* **Task to carry out**
Set the data down once more, exactly as it is written.

* **Listed records**
--- START ---

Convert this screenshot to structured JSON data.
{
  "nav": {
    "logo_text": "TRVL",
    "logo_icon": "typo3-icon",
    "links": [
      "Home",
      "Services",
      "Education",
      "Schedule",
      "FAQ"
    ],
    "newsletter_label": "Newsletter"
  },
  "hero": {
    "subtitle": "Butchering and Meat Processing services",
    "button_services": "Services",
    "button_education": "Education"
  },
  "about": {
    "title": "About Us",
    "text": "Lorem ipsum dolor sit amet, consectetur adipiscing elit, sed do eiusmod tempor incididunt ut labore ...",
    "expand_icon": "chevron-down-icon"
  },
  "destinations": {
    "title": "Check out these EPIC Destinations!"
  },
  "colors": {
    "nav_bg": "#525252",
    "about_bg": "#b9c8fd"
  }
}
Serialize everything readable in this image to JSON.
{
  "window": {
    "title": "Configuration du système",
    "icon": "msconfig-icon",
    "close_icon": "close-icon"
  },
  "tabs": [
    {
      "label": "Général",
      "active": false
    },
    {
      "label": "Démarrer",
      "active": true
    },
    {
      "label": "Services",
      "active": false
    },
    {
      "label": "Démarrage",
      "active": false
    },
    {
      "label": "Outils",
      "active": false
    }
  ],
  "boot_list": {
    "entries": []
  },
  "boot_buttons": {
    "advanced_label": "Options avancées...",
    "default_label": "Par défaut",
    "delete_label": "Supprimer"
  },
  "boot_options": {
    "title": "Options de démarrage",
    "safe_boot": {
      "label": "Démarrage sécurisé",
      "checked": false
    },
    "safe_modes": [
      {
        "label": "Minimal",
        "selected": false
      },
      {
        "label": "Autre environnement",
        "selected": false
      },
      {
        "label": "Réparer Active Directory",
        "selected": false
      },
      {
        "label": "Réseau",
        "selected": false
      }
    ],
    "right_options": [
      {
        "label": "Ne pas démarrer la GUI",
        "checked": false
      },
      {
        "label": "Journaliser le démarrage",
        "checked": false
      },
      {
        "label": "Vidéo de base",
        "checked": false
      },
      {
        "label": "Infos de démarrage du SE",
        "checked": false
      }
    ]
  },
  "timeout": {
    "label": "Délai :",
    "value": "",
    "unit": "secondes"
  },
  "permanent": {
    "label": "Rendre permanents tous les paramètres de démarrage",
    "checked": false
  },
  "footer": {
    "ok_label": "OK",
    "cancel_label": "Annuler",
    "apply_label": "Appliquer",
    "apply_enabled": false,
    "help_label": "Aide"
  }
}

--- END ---

* **Task solution**
Convert this screenshot to structured JSON data.
{
  "nav": {
    "logo_text": "TRVL",
    "logo_icon": "typo3-icon",
    "links": [
      "Home",
      "Services",
      "Education",
      "Schedule",
      "FAQ"
    ],
    "newsletter_label": "Newsletter"
  },
  "hero": {
    "subtitle": "Butchering and Meat Processing services",
    "button_services": "Services",
    "button_education": "Education"
  },
  "about": {
    "title": "About Us",
    "text": "Lorem ipsum dolor sit amet, consectetur adipiscing elit, sed do eiusmod tempor incididunt ut labore ...",
    "expand_icon": "chevron-down-icon"
  },
  "destinations": {
    "title": "Check out these EPIC Destinations!"
  },
  "colors": {
    "nav_bg": "#525252",
    "about_bg": "#b9c8fd"
  }
}
Serialize everything readable in this image to JSON.
{
  "window": {
    "title": "Configuration du système",
    "icon": "msconfig-icon",
    "close_icon": "close-icon"
  },
  "tabs": [
    {
      "label": "Général",
      "active": false
    },
    {
      "label": "Démarrer",
      "active": true
    },
    {
      "label": "Services",
      "active": false
    },
    {
      "label": "Démarrage",
      "active": false
    },
    {
      "label": "Outils",
      "active": false
    }
  ],
  "boot_list": {
    "entries": []
  },
  "boot_buttons": {
    "advanced_label": "Options avancées...",
    "default_label": "Par défaut",
    "delete_label": "Supprimer"
  },
  "boot_options": {
    "title": "Options de démarrage",
    "safe_boot": {
      "label": "Démarrage sécurisé",
      "checked": false
    },
    "safe_modes": [
      {
        "label": "Minimal",
        "selected": false
      },
      {
        "label": "Autre environnement",
        "selected": false
      },
      {
        "label": "Réparer Active Directory",
        "selected": false
      },
      {
        "label": "Réseau",
        "selected": false
      }
    ],
    "right_options": [
      {
        "label": "Ne pas démarrer la GUI",
        "checked": false
      },
      {
        "label": "Journaliser le démarrage",
        "checked": false
      },
      {
        "label": "Vidéo de base",
        "checked": false
      },
      {
        "label": "Infos de démarrage du SE",
        "checked": false
      }
    ]
  },
  "timeout": {
    "label": "Délai :",
    "value": "",
    "unit": "secondes"
  },
  "permanent": {
    "label": "Rendre permanents tous les paramètres de démarrage",
    "checked": false
  },
  "footer": {
    "ok_label": "OK",
    "cancel_label": "Annuler",
    "apply_label": "Appliquer",
    "apply_enabled": false,
    "help_label": "Aide"
  }
}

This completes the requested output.